Awwh, that makes me a little bit worried about my current use of this system. Right now I'd e.g. use one of my component systems to render like this:
1. What are the Begin() and End() calls actually doing?
Since there's no batching or sorting by effect going on, it makes no difference whether you call the Begin() and End() functions outside or inside the render. However if you later upgrade the engine to use rendering queues with batching, these Begin() and End() functions are going to be meaningless.
I'd argue that they are violating DI, and should be hidden away behind the renderer interface.
2. Do you need to set the colour every frame? Some of this state could be managed in the underlying effect implementation, so you only modify it when it actually needs to change.
3. Setting the worldview matrix in the effect might make sense in terms of the implementation details, but does it makes sense from a high level view? If not, it's probably a DI violation.
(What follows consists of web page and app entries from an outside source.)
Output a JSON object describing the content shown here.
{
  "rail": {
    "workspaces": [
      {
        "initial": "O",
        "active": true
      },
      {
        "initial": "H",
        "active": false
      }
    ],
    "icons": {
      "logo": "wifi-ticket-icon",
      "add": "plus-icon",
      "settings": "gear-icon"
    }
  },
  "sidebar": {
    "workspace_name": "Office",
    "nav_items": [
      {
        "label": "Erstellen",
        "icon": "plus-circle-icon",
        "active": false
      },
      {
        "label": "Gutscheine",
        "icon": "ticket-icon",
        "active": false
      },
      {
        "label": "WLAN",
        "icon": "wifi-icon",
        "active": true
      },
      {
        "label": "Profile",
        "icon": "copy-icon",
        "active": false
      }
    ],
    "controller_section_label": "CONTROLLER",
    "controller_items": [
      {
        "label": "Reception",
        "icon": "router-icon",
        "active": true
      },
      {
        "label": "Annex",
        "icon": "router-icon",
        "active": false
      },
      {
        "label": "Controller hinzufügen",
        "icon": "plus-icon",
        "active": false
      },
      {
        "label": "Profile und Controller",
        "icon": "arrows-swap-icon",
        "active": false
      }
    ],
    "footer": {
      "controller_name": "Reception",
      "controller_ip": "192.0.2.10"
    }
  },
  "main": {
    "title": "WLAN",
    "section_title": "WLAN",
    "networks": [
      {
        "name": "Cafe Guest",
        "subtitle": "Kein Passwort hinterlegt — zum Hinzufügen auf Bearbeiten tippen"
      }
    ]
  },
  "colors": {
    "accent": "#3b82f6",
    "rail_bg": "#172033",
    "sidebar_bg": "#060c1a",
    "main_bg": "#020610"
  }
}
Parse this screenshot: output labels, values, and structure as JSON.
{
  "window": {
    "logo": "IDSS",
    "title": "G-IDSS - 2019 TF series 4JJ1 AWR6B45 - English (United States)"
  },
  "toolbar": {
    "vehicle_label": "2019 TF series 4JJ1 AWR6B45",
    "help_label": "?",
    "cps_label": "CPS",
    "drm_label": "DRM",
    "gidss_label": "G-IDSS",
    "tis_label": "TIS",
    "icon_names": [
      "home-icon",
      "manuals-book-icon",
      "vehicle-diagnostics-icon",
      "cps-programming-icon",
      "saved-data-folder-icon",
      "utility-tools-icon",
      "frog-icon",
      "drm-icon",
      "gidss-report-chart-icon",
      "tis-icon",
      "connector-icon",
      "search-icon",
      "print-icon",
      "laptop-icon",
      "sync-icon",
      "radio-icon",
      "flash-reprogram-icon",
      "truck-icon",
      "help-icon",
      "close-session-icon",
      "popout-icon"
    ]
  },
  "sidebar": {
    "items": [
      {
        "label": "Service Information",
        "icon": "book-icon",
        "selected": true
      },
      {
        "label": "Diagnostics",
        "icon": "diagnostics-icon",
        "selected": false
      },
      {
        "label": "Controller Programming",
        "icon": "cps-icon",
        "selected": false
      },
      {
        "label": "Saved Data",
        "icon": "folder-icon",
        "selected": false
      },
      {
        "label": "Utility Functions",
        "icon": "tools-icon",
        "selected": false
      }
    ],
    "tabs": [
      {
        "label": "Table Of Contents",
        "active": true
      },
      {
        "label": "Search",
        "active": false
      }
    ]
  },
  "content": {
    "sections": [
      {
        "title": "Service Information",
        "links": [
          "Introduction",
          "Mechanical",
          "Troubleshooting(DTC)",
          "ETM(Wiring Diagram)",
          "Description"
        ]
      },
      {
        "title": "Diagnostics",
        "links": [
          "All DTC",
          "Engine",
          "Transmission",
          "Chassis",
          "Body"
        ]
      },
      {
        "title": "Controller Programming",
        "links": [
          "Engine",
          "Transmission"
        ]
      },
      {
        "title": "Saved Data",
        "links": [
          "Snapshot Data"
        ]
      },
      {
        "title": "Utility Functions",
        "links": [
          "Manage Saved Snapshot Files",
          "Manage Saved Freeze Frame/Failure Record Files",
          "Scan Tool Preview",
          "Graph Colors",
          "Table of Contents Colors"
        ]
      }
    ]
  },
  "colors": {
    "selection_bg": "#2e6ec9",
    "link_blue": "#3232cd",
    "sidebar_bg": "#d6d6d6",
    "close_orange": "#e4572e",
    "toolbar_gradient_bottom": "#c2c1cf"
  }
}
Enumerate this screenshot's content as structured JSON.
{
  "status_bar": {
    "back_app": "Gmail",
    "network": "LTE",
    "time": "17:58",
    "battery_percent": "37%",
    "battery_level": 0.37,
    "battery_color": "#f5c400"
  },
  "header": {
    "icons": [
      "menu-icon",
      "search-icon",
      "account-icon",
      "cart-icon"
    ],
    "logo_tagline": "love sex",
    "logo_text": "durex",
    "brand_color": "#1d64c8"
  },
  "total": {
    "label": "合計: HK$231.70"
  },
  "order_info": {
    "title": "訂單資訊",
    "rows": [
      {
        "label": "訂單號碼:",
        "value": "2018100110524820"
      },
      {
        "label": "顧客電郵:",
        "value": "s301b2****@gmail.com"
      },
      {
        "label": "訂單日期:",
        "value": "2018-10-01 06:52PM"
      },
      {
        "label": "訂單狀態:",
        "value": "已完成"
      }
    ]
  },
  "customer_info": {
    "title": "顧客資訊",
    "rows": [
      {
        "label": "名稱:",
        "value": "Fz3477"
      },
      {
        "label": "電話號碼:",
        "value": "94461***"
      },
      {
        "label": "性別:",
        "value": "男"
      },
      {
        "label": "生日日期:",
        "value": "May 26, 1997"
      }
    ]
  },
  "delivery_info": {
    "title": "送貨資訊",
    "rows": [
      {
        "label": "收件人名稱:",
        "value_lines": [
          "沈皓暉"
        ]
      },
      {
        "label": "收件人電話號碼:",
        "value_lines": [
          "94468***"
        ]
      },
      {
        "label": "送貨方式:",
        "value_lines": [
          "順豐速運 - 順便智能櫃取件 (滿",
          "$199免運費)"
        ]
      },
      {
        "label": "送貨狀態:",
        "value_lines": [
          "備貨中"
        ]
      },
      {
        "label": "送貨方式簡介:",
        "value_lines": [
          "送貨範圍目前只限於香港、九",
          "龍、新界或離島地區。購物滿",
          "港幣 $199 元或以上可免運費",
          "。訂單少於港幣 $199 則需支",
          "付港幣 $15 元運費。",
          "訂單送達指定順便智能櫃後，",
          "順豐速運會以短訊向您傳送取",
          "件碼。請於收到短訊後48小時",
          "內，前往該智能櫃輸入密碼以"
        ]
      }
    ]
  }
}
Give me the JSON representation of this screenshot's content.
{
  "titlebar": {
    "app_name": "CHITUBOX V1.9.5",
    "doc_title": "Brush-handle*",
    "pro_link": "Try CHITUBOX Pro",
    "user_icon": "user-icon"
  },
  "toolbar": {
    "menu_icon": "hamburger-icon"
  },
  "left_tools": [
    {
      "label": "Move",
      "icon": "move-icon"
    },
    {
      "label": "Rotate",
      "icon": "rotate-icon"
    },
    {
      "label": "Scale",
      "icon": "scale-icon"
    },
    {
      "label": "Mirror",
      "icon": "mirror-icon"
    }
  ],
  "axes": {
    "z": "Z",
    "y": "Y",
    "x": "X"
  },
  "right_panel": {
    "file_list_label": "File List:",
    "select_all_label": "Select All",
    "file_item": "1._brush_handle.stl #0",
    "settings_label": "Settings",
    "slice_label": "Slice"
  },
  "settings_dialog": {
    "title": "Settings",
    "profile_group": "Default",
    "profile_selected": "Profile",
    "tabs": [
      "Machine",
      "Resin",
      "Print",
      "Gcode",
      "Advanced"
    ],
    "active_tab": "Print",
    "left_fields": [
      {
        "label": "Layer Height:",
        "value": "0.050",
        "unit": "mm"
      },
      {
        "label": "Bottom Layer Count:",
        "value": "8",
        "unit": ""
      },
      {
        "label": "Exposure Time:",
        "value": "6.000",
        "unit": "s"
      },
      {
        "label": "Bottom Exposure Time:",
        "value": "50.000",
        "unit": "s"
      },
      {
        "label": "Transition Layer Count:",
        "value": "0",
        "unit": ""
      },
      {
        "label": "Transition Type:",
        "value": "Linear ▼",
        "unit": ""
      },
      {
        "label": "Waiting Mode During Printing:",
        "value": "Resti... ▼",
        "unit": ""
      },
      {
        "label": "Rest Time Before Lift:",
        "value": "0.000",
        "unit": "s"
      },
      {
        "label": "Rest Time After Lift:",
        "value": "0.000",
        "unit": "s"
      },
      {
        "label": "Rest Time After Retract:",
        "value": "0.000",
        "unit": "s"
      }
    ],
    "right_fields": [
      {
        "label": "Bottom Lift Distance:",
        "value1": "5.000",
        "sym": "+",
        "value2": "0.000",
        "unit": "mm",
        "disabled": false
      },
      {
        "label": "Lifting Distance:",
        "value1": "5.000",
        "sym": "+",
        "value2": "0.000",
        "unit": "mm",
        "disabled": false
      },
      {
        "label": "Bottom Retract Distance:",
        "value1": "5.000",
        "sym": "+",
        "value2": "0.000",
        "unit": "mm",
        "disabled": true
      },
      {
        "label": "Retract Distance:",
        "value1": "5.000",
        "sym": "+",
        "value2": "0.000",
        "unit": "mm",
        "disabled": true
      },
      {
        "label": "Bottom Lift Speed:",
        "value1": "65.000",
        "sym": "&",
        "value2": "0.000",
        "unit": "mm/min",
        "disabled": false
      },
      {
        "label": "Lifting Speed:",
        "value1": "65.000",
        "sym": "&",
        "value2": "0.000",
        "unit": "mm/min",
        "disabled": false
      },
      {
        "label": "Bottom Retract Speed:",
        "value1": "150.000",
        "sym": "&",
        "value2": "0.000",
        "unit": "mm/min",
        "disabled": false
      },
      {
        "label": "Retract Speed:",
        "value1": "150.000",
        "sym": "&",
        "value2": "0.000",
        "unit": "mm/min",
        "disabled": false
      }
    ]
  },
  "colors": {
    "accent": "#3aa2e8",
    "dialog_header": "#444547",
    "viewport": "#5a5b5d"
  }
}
I think it would be cleaner to change your Render interface to something like:
void Renderer::Render(const CMesh&, CEffect&, CMatrix worldView);
It's then up to the renderer implementation to decide how to put all these things together into a render call, or render queue, or whatever it wants to do with them. Note that I'm also assuming a similar resource proxying mechanism for the mesh and effect classes. You don't actually need to resolve any of the lookups here at all, that can all be deferred to the Render() function's internals.
Yeah, thats the thing. Since I used a linear only-so-named-because-it-sounds-cool "hash", I actually required that map to actually access my textures again after loading them safely. So you'd suggest to create a hash of the texture name on loading - and then, when I later access that file (loading and accessing is a seperate task now, no more lazy loading, the one time in the texturemodule was a slip), simply create a new Texture-object, like this?
Yeah, thinking about it it may be better to stick to using a linear index for the locator. Either way, it's an implementation detail, and so long as it's all wrapped nicely behind the relevant interface, you can tweak the actual implementation details to better suit the real life usage patterns.
Well you can call me on premature optimization there too, since I assumed that it was better not to create a new texture handle (can we call it that anyway?) every time I accessed a texture by file name? You could also call me on having currently a stupid messed up rendering system that at least for the entities doesn't store the textures but accesses them per frame per entites (no, not even material sorting currently, yiekes :/) so that would be quite a bit memory creation and deletion per frame. That is, if you are suggesting me to handle it that way as in the code, aren't you?
I'd envisaged the texture class as being something almost completely engine agnostic, that could be stored in components. You wouldn't need to create them very often at all, and if you did, you could happily create them on the stack (public constructor that takes a pointer to the action handler - or something that can provide a pointer to the action handler) They're pretty lightweight, so it's not like they consume huge amounts of memory. In fact, they are probably going to consume less space than most texture names would, especially if you're using wide character strings.
: Selective Quoting == Formatting Fail